Data records
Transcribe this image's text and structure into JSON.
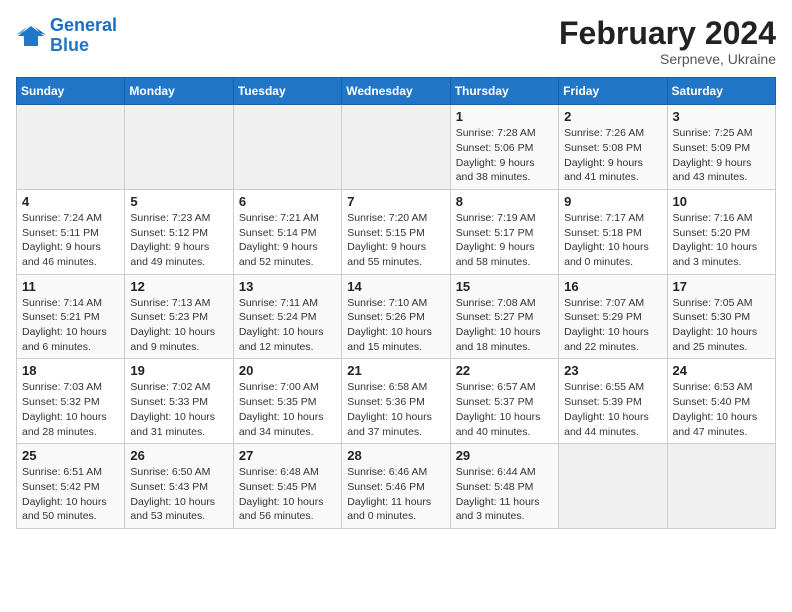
{
  "header": {
    "logo_line1": "General",
    "logo_line2": "Blue",
    "month_title": "February 2024",
    "subtitle": "Serpneve, Ukraine"
  },
  "weekdays": [
    "Sunday",
    "Monday",
    "Tuesday",
    "Wednesday",
    "Thursday",
    "Friday",
    "Saturday"
  ],
  "weeks": [
    [
      {
        "day": "",
        "info": ""
      },
      {
        "day": "",
        "info": ""
      },
      {
        "day": "",
        "info": ""
      },
      {
        "day": "",
        "info": ""
      },
      {
        "day": "1",
        "info": "Sunrise: 7:28 AM\nSunset: 5:06 PM\nDaylight: 9 hours\nand 38 minutes."
      },
      {
        "day": "2",
        "info": "Sunrise: 7:26 AM\nSunset: 5:08 PM\nDaylight: 9 hours\nand 41 minutes."
      },
      {
        "day": "3",
        "info": "Sunrise: 7:25 AM\nSunset: 5:09 PM\nDaylight: 9 hours\nand 43 minutes."
      }
    ],
    [
      {
        "day": "4",
        "info": "Sunrise: 7:24 AM\nSunset: 5:11 PM\nDaylight: 9 hours\nand 46 minutes."
      },
      {
        "day": "5",
        "info": "Sunrise: 7:23 AM\nSunset: 5:12 PM\nDaylight: 9 hours\nand 49 minutes."
      },
      {
        "day": "6",
        "info": "Sunrise: 7:21 AM\nSunset: 5:14 PM\nDaylight: 9 hours\nand 52 minutes."
      },
      {
        "day": "7",
        "info": "Sunrise: 7:20 AM\nSunset: 5:15 PM\nDaylight: 9 hours\nand 55 minutes."
      },
      {
        "day": "8",
        "info": "Sunrise: 7:19 AM\nSunset: 5:17 PM\nDaylight: 9 hours\nand 58 minutes."
      },
      {
        "day": "9",
        "info": "Sunrise: 7:17 AM\nSunset: 5:18 PM\nDaylight: 10 hours\nand 0 minutes."
      },
      {
        "day": "10",
        "info": "Sunrise: 7:16 AM\nSunset: 5:20 PM\nDaylight: 10 hours\nand 3 minutes."
      }
    ],
    [
      {
        "day": "11",
        "info": "Sunrise: 7:14 AM\nSunset: 5:21 PM\nDaylight: 10 hours\nand 6 minutes."
      },
      {
        "day": "12",
        "info": "Sunrise: 7:13 AM\nSunset: 5:23 PM\nDaylight: 10 hours\nand 9 minutes."
      },
      {
        "day": "13",
        "info": "Sunrise: 7:11 AM\nSunset: 5:24 PM\nDaylight: 10 hours\nand 12 minutes."
      },
      {
        "day": "14",
        "info": "Sunrise: 7:10 AM\nSunset: 5:26 PM\nDaylight: 10 hours\nand 15 minutes."
      },
      {
        "day": "15",
        "info": "Sunrise: 7:08 AM\nSunset: 5:27 PM\nDaylight: 10 hours\nand 18 minutes."
      },
      {
        "day": "16",
        "info": "Sunrise: 7:07 AM\nSunset: 5:29 PM\nDaylight: 10 hours\nand 22 minutes."
      },
      {
        "day": "17",
        "info": "Sunrise: 7:05 AM\nSunset: 5:30 PM\nDaylight: 10 hours\nand 25 minutes."
      }
    ],
    [
      {
        "day": "18",
        "info": "Sunrise: 7:03 AM\nSunset: 5:32 PM\nDaylight: 10 hours\nand 28 minutes."
      },
      {
        "day": "19",
        "info": "Sunrise: 7:02 AM\nSunset: 5:33 PM\nDaylight: 10 hours\nand 31 minutes."
      },
      {
        "day": "20",
        "info": "Sunrise: 7:00 AM\nSunset: 5:35 PM\nDaylight: 10 hours\nand 34 minutes."
      },
      {
        "day": "21",
        "info": "Sunrise: 6:58 AM\nSunset: 5:36 PM\nDaylight: 10 hours\nand 37 minutes."
      },
      {
        "day": "22",
        "info": "Sunrise: 6:57 AM\nSunset: 5:37 PM\nDaylight: 10 hours\nand 40 minutes."
      },
      {
        "day": "23",
        "info": "Sunrise: 6:55 AM\nSunset: 5:39 PM\nDaylight: 10 hours\nand 44 minutes."
      },
      {
        "day": "24",
        "info": "Sunrise: 6:53 AM\nSunset: 5:40 PM\nDaylight: 10 hours\nand 47 minutes."
      }
    ],
    [
      {
        "day": "25",
        "info": "Sunrise: 6:51 AM\nSunset: 5:42 PM\nDaylight: 10 hours\nand 50 minutes."
      },
      {
        "day": "26",
        "info": "Sunrise: 6:50 AM\nSunset: 5:43 PM\nDaylight: 10 hours\nand 53 minutes."
      },
      {
        "day": "27",
        "info": "Sunrise: 6:48 AM\nSunset: 5:45 PM\nDaylight: 10 hours\nand 56 minutes."
      },
      {
        "day": "28",
        "info": "Sunrise: 6:46 AM\nSunset: 5:46 PM\nDaylight: 11 hours\nand 0 minutes."
      },
      {
        "day": "29",
        "info": "Sunrise: 6:44 AM\nSunset: 5:48 PM\nDaylight: 11 hours\nand 3 minutes."
      },
      {
        "day": "",
        "info": ""
      },
      {
        "day": "",
        "info": ""
      }
    ]
  ]
}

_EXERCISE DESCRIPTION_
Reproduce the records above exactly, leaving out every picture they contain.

_ANSWER_
Transcribe this image's text and structure into JSON.
{
  "header": {
    "logo_line1": "General",
    "logo_line2": "Blue",
    "month_title": "February 2024",
    "subtitle": "Serpneve, Ukraine"
  },
  "weekdays": [
    "Sunday",
    "Monday",
    "Tuesday",
    "Wednesday",
    "Thursday",
    "Friday",
    "Saturday"
  ],
  "weeks": [
    [
      {
        "day": "",
        "info": ""
      },
      {
        "day": "",
        "info": ""
      },
      {
        "day": "",
        "info": ""
      },
      {
        "day": "",
        "info": ""
      },
      {
        "day": "1",
        "info": "Sunrise: 7:28 AM\nSunset: 5:06 PM\nDaylight: 9 hours\nand 38 minutes."
      },
      {
        "day": "2",
        "info": "Sunrise: 7:26 AM\nSunset: 5:08 PM\nDaylight: 9 hours\nand 41 minutes."
      },
      {
        "day": "3",
        "info": "Sunrise: 7:25 AM\nSunset: 5:09 PM\nDaylight: 9 hours\nand 43 minutes."
      }
    ],
    [
      {
        "day": "4",
        "info": "Sunrise: 7:24 AM\nSunset: 5:11 PM\nDaylight: 9 hours\nand 46 minutes."
      },
      {
        "day": "5",
        "info": "Sunrise: 7:23 AM\nSunset: 5:12 PM\nDaylight: 9 hours\nand 49 minutes."
      },
      {
        "day": "6",
        "info": "Sunrise: 7:21 AM\nSunset: 5:14 PM\nDaylight: 9 hours\nand 52 minutes."
      },
      {
        "day": "7",
        "info": "Sunrise: 7:20 AM\nSunset: 5:15 PM\nDaylight: 9 hours\nand 55 minutes."
      },
      {
        "day": "8",
        "info": "Sunrise: 7:19 AM\nSunset: 5:17 PM\nDaylight: 9 hours\nand 58 minutes."
      },
      {
        "day": "9",
        "info": "Sunrise: 7:17 AM\nSunset: 5:18 PM\nDaylight: 10 hours\nand 0 minutes."
      },
      {
        "day": "10",
        "info": "Sunrise: 7:16 AM\nSunset: 5:20 PM\nDaylight: 10 hours\nand 3 minutes."
      }
    ],
    [
      {
        "day": "11",
        "info": "Sunrise: 7:14 AM\nSunset: 5:21 PM\nDaylight: 10 hours\nand 6 minutes."
      },
      {
        "day": "12",
        "info": "Sunrise: 7:13 AM\nSunset: 5:23 PM\nDaylight: 10 hours\nand 9 minutes."
      },
      {
        "day": "13",
        "info": "Sunrise: 7:11 AM\nSunset: 5:24 PM\nDaylight: 10 hours\nand 12 minutes."
      },
      {
        "day": "14",
        "info": "Sunrise: 7:10 AM\nSunset: 5:26 PM\nDaylight: 10 hours\nand 15 minutes."
      },
      {
        "day": "15",
        "info": "Sunrise: 7:08 AM\nSunset: 5:27 PM\nDaylight: 10 hours\nand 18 minutes."
      },
      {
        "day": "16",
        "info": "Sunrise: 7:07 AM\nSunset: 5:29 PM\nDaylight: 10 hours\nand 22 minutes."
      },
      {
        "day": "17",
        "info": "Sunrise: 7:05 AM\nSunset: 5:30 PM\nDaylight: 10 hours\nand 25 minutes."
      }
    ],
    [
      {
        "day": "18",
        "info": "Sunrise: 7:03 AM\nSunset: 5:32 PM\nDaylight: 10 hours\nand 28 minutes."
      },
      {
        "day": "19",
        "info": "Sunrise: 7:02 AM\nSunset: 5:33 PM\nDaylight: 10 hours\nand 31 minutes."
      },
      {
        "day": "20",
        "info": "Sunrise: 7:00 AM\nSunset: 5:35 PM\nDaylight: 10 hours\nand 34 minutes."
      },
      {
        "day": "21",
        "info": "Sunrise: 6:58 AM\nSunset: 5:36 PM\nDaylight: 10 hours\nand 37 minutes."
      },
      {
        "day": "22",
        "info": "Sunrise: 6:57 AM\nSunset: 5:37 PM\nDaylight: 10 hours\nand 40 minutes."
      },
      {
        "day": "23",
        "info": "Sunrise: 6:55 AM\nSunset: 5:39 PM\nDaylight: 10 hours\nand 44 minutes."
      },
      {
        "day": "24",
        "info": "Sunrise: 6:53 AM\nSunset: 5:40 PM\nDaylight: 10 hours\nand 47 minutes."
      }
    ],
    [
      {
        "day": "25",
        "info": "Sunrise: 6:51 AM\nSunset: 5:42 PM\nDaylight: 10 hours\nand 50 minutes."
      },
      {
        "day": "26",
        "info": "Sunrise: 6:50 AM\nSunset: 5:43 PM\nDaylight: 10 hours\nand 53 minutes."
      },
      {
        "day": "27",
        "info": "Sunrise: 6:48 AM\nSunset: 5:45 PM\nDaylight: 10 hours\nand 56 minutes."
      },
      {
        "day": "28",
        "info": "Sunrise: 6:46 AM\nSunset: 5:46 PM\nDaylight: 11 hours\nand 0 minutes."
      },
      {
        "day": "29",
        "info": "Sunrise: 6:44 AM\nSunset: 5:48 PM\nDaylight: 11 hours\nand 3 minutes."
      },
      {
        "day": "",
        "info": ""
      },
      {
        "day": "",
        "info": ""
      }
    ]
  ]
}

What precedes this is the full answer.